Acta Ophthalmol Scand. 1996 Oct;74(5):442-8. doi: 10.1111/j.1600-0420.1996.tb00596.x.


Between February 1992 and March 1994, reconstruction of the fornices in 17 patients with extensive symblephara or lid fusion after most severe eye burns was performed with nasal mucosa from the inferior conchae as graft material. The time between accident and transplantation ranged from 2-64 months. All patients were followed for 6 to 31 months. Reconstruction of the fornices was achieved in 13 patients. Postoperative Schirmer-tests revealed markedly improved results. Impression cytology showed a persistence of goblet-cells and an excess of mucus. We have subsequently performed keratoplasties in 5 of these patients and are planning penetrating keratoplasties in a further 8 cases. In 4 patients, partial symblepharon formation recurred within 2-3 months after transplantation of nasal mucosa. The main advantage of nasal mucosa over buccal or labial mucosa may be the transplantation of intraepithelial goblet cells, leading to an improvement and stabilisation of the tear film.

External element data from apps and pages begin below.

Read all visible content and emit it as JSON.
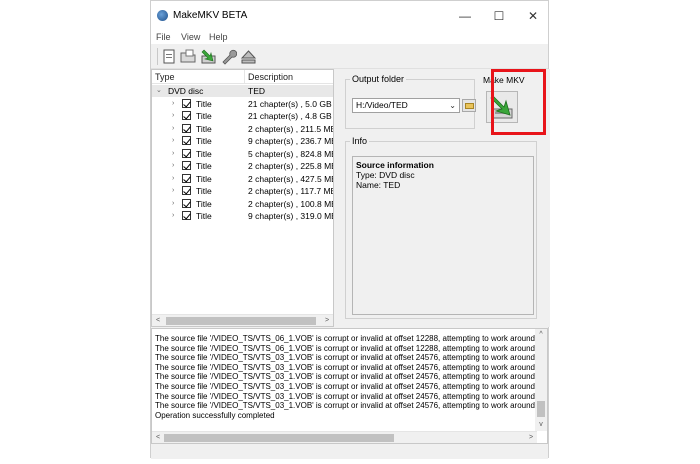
{
  "window": {
    "title": "MakeMKV BETA",
    "controls": {
      "minimize": "—",
      "maximize": "☐",
      "close": "✕"
    }
  },
  "menu": {
    "items": [
      "File",
      "View",
      "Help"
    ]
  },
  "toolbar": {
    "buttons": [
      "open-file-icon",
      "open-folder-icon",
      "save-mkv-icon",
      "settings-wrench-icon",
      "eject-icon"
    ]
  },
  "tree": {
    "columns": {
      "type": "Type",
      "description": "Description"
    },
    "root": {
      "type": "DVD disc",
      "description": "TED",
      "expander": "⌄"
    },
    "titles": [
      {
        "type": "Title",
        "description": "21 chapter(s) , 5.0 GB (l"
      },
      {
        "type": "Title",
        "description": "21 chapter(s) , 4.8 GB (l"
      },
      {
        "type": "Title",
        "description": "2 chapter(s) , 211.5 MB"
      },
      {
        "type": "Title",
        "description": "9 chapter(s) , 236.7 MB"
      },
      {
        "type": "Title",
        "description": "5 chapter(s) , 824.8 MB"
      },
      {
        "type": "Title",
        "description": "2 chapter(s) , 225.8 MB"
      },
      {
        "type": "Title",
        "description": "2 chapter(s) , 427.5 MB"
      },
      {
        "type": "Title",
        "description": "2 chapter(s) , 117.7 MB"
      },
      {
        "type": "Title",
        "description": "2 chapter(s) , 100.8 MB"
      },
      {
        "type": "Title",
        "description": "9 chapter(s) , 319.0 MB"
      }
    ],
    "expander_collapsed": "›"
  },
  "output": {
    "label": "Output folder",
    "value": "H:/Video/TED",
    "chevron": "⌄"
  },
  "make_mkv": {
    "label": "Make MKV"
  },
  "info": {
    "label": "Info",
    "heading": "Source information",
    "lines": [
      "Type: DVD disc",
      "Name: TED"
    ]
  },
  "log": {
    "lines": [
      "The source file '/VIDEO_TS/VTS_06_1.VOB' is corrupt or invalid at offset 12288, attempting to work around",
      "The source file '/VIDEO_TS/VTS_06_1.VOB' is corrupt or invalid at offset 12288, attempting to work around",
      "The source file '/VIDEO_TS/VTS_03_1.VOB' is corrupt or invalid at offset 24576, attempting to work around",
      "The source file '/VIDEO_TS/VTS_03_1.VOB' is corrupt or invalid at offset 24576, attempting to work around",
      "The source file '/VIDEO_TS/VTS_03_1.VOB' is corrupt or invalid at offset 24576, attempting to work around",
      "The source file '/VIDEO_TS/VTS_03_1.VOB' is corrupt or invalid at offset 24576, attempting to work around",
      "The source file '/VIDEO_TS/VTS_03_1.VOB' is corrupt or invalid at offset 24576, attempting to work around",
      "The source file '/VIDEO_TS/VTS_03_1.VOB' is corrupt or invalid at offset 24576, attempting to work around",
      "Operation successfully completed"
    ]
  },
  "scroll": {
    "left": "<",
    "right": ">",
    "up": "^",
    "down": "v"
  },
  "splitter_glyph": "⇔",
  "colors": {
    "highlight": "#e8141a",
    "make_arrow": "#3aa63a"
  }
}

MeSH terms

  • Adolescent
  • Adult
  • Burns, Chemical / surgery*
  • Conjunctiva / injuries
  • Conjunctiva / surgery
  • Cornea / surgery

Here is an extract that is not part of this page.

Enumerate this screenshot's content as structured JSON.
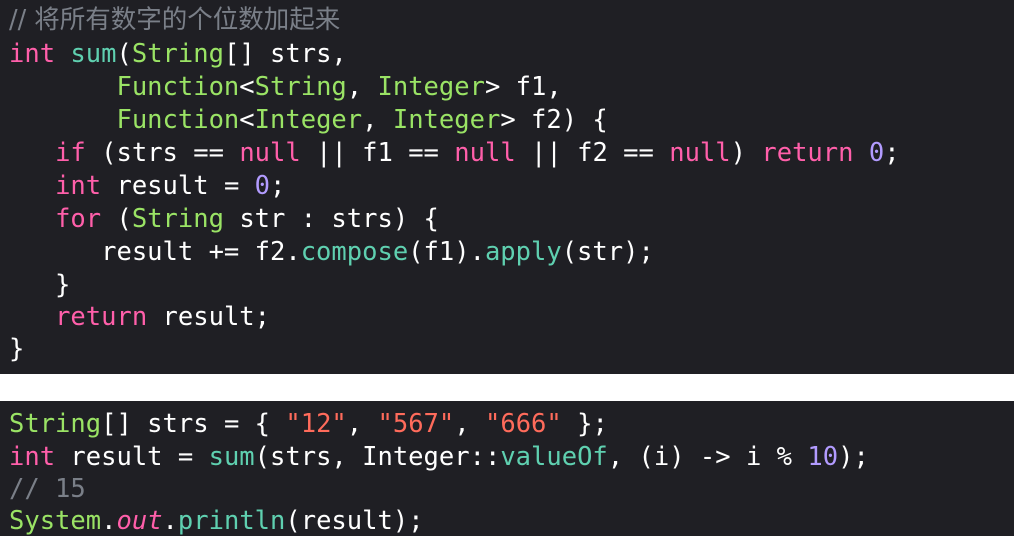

  • Corneal Injuries
  • Eye Burns / chemically induced*
  • Eye Burns / surgery*
  • Follow-Up Studies
  • Humans
  • Keratoplasty, Penetrating
  • Male
  • Middle Aged
  • Nasal Mucosa / transplantation*
  • Retrospective Studies
  • Surgery, Plastic / methods
  • Transplantation, Autologous